- [Task]: Without the images, write out the entries word for word.

━━━ Records for processing ━━━

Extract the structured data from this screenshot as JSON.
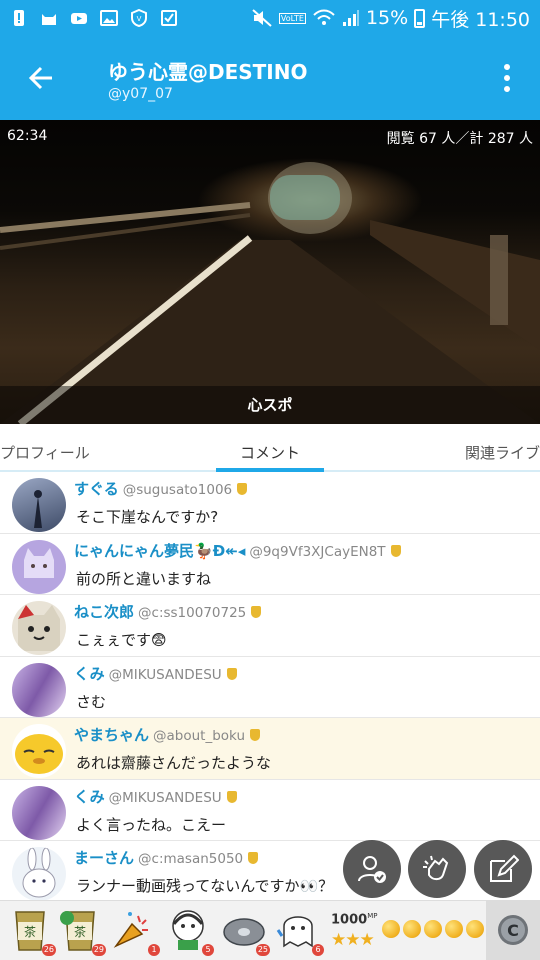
{
  "status_bar": {
    "battery": "15%",
    "time": "午後 11:50",
    "volte": "VoLTE"
  },
  "header": {
    "title": "ゆう心霊@DESTINO",
    "subtitle": "@y07_07"
  },
  "video": {
    "elapsed": "62:34",
    "viewers": "閲覧 67 人／計 287 人",
    "caption": "心スポ"
  },
  "tabs": [
    {
      "label": "プロフィール"
    },
    {
      "label": "コメント"
    },
    {
      "label": "関連ライブ"
    }
  ],
  "comments": [
    {
      "name": "すぐる",
      "user_id": "@sugusato1006",
      "text": "そこ下崖なんですか?"
    },
    {
      "name": "にゃんにゃん夢民🦆Ð↞◂",
      "user_id": "@9q9Vf3XJCayEN8T",
      "text": "前の所と違いますね"
    },
    {
      "name": "ねこ次郎",
      "user_id": "@c:ss10070725",
      "text": "こぇぇです😨"
    },
    {
      "name": "くみ",
      "user_id": "@MIKUSANDESU",
      "text": "さむ"
    },
    {
      "name": "やまちゃん",
      "user_id": "@about_boku",
      "text": "あれは齋藤さんだったような"
    },
    {
      "name": "くみ",
      "user_id": "@MIKUSANDESU",
      "text": "よく言ったね。こえー"
    },
    {
      "name": "まーさん",
      "user_id": "@c:masan5050",
      "text": "ランナー動画残ってないんですか👀？"
    }
  ],
  "items": [
    {
      "name": "tea-cup",
      "label": "茶",
      "count": "26"
    },
    {
      "name": "tea-cup-10",
      "label": "茶",
      "count": "29"
    },
    {
      "name": "party-horn",
      "count": "1"
    },
    {
      "name": "character-dj",
      "count": "5"
    },
    {
      "name": "disc",
      "count": "25"
    },
    {
      "name": "character-ghost",
      "count": "6"
    }
  ],
  "mp": {
    "value": "1000",
    "unit": "MP",
    "stars": "★★★"
  },
  "colors": {
    "accent": "#1fa8e8",
    "name": "#1a8fc7",
    "highlight": "#fdf8e6"
  }
}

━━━

- [Exercise output]:
Extract the structured data from this screenshot as JSON.
{
  "status_bar": {
    "battery": "15%",
    "time": "午後 11:50",
    "volte": "VoLTE"
  },
  "header": {
    "title": "ゆう心霊@DESTINO",
    "subtitle": "@y07_07"
  },
  "video": {
    "elapsed": "62:34",
    "viewers": "閲覧 67 人／計 287 人",
    "caption": "心スポ"
  },
  "tabs": [
    {
      "label": "プロフィール"
    },
    {
      "label": "コメント"
    },
    {
      "label": "関連ライブ"
    }
  ],
  "comments": [
    {
      "name": "すぐる",
      "user_id": "@sugusato1006",
      "text": "そこ下崖なんですか?"
    },
    {
      "name": "にゃんにゃん夢民🦆Ð↞◂",
      "user_id": "@9q9Vf3XJCayEN8T",
      "text": "前の所と違いますね"
    },
    {
      "name": "ねこ次郎",
      "user_id": "@c:ss10070725",
      "text": "こぇぇです😨"
    },
    {
      "name": "くみ",
      "user_id": "@MIKUSANDESU",
      "text": "さむ"
    },
    {
      "name": "やまちゃん",
      "user_id": "@about_boku",
      "text": "あれは齋藤さんだったような"
    },
    {
      "name": "くみ",
      "user_id": "@MIKUSANDESU",
      "text": "よく言ったね。こえー"
    },
    {
      "name": "まーさん",
      "user_id": "@c:masan5050",
      "text": "ランナー動画残ってないんですか👀？"
    }
  ],
  "items": [
    {
      "name": "tea-cup",
      "label": "茶",
      "count": "26"
    },
    {
      "name": "tea-cup-10",
      "label": "茶",
      "count": "29"
    },
    {
      "name": "party-horn",
      "count": "1"
    },
    {
      "name": "character-dj",
      "count": "5"
    },
    {
      "name": "disc",
      "count": "25"
    },
    {
      "name": "character-ghost",
      "count": "6"
    }
  ],
  "mp": {
    "value": "1000",
    "unit": "MP",
    "stars": "★★★"
  },
  "colors": {
    "accent": "#1fa8e8",
    "name": "#1a8fc7",
    "highlight": "#fdf8e6"
  }
}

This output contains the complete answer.